What you should do – Identify and copy all lines of the material where the string "JSON" is found.

Given records –

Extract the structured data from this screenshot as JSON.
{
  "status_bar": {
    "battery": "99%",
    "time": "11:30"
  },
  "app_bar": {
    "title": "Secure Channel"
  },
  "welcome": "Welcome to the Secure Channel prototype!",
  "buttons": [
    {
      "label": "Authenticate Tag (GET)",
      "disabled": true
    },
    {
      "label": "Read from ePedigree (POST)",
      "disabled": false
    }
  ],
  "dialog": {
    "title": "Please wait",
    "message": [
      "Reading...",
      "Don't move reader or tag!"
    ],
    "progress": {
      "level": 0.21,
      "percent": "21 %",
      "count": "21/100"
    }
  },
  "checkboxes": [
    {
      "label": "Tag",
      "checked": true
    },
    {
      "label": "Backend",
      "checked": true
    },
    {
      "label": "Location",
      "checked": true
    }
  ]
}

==

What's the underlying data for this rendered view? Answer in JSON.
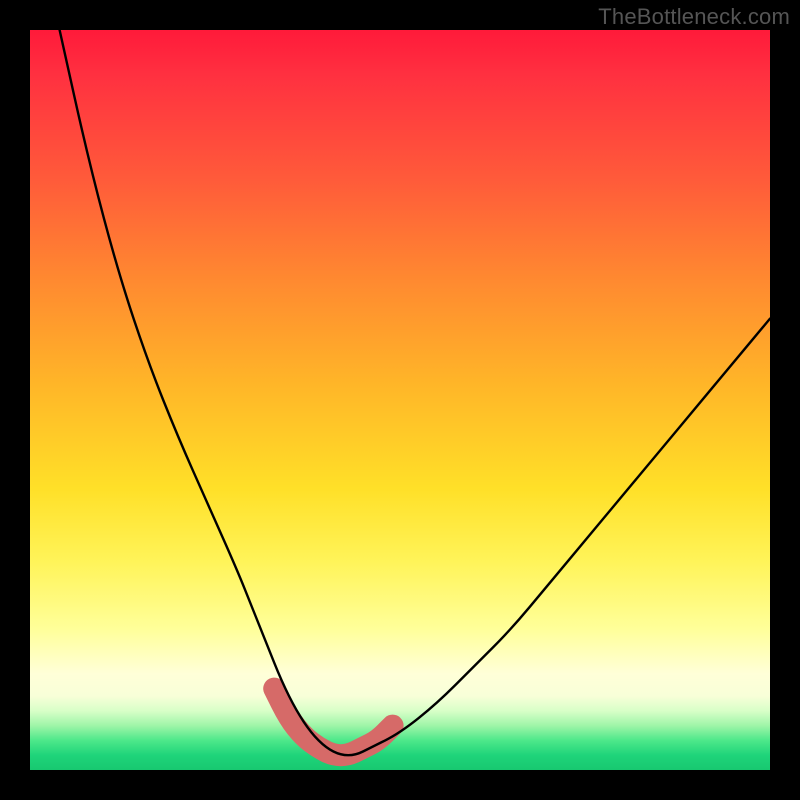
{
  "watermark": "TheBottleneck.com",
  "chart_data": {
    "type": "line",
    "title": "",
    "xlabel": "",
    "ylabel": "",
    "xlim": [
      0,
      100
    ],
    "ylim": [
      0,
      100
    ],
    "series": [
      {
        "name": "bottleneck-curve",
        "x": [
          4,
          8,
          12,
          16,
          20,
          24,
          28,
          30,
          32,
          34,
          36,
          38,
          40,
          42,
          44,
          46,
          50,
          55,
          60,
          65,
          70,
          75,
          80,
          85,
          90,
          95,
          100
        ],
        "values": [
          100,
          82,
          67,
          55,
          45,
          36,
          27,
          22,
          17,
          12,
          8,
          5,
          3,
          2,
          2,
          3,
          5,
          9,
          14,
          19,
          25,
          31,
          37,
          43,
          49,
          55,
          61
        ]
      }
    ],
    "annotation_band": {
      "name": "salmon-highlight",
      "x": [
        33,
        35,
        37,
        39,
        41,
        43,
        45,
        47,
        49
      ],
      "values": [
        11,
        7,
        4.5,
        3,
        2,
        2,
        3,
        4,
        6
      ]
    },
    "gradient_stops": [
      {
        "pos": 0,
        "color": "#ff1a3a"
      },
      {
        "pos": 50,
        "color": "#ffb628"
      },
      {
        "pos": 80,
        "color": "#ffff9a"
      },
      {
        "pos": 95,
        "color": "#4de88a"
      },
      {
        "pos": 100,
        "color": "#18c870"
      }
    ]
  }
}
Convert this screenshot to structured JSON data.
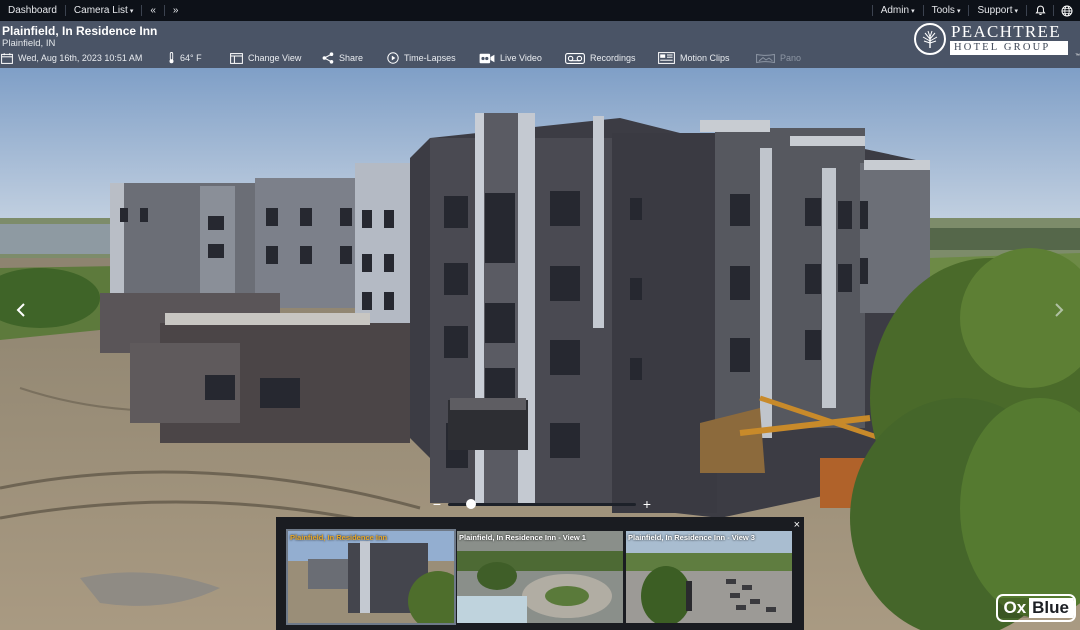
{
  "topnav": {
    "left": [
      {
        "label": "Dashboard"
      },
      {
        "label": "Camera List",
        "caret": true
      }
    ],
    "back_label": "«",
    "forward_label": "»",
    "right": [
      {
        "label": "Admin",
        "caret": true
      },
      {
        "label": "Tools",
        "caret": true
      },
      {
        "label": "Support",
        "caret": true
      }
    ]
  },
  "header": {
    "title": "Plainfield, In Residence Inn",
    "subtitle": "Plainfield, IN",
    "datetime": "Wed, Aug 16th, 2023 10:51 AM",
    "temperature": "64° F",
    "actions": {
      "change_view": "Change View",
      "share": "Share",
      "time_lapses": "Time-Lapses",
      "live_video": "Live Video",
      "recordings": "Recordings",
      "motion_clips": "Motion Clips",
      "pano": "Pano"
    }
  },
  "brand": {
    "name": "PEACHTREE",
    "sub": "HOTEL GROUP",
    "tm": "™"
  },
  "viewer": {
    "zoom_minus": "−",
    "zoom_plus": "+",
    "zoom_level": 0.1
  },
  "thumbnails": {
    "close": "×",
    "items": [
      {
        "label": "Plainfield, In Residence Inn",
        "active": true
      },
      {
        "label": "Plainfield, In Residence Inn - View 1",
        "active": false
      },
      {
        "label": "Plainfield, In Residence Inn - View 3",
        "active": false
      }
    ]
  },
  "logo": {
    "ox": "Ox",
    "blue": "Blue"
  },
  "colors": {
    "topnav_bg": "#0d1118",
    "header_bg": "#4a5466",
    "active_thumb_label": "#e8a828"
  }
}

Output of the exercise –
Extract the structured data from this screenshot as JSON.
What's the underlying data for this rendered view? Answer in JSON.
Convert this screenshot to structured JSON data.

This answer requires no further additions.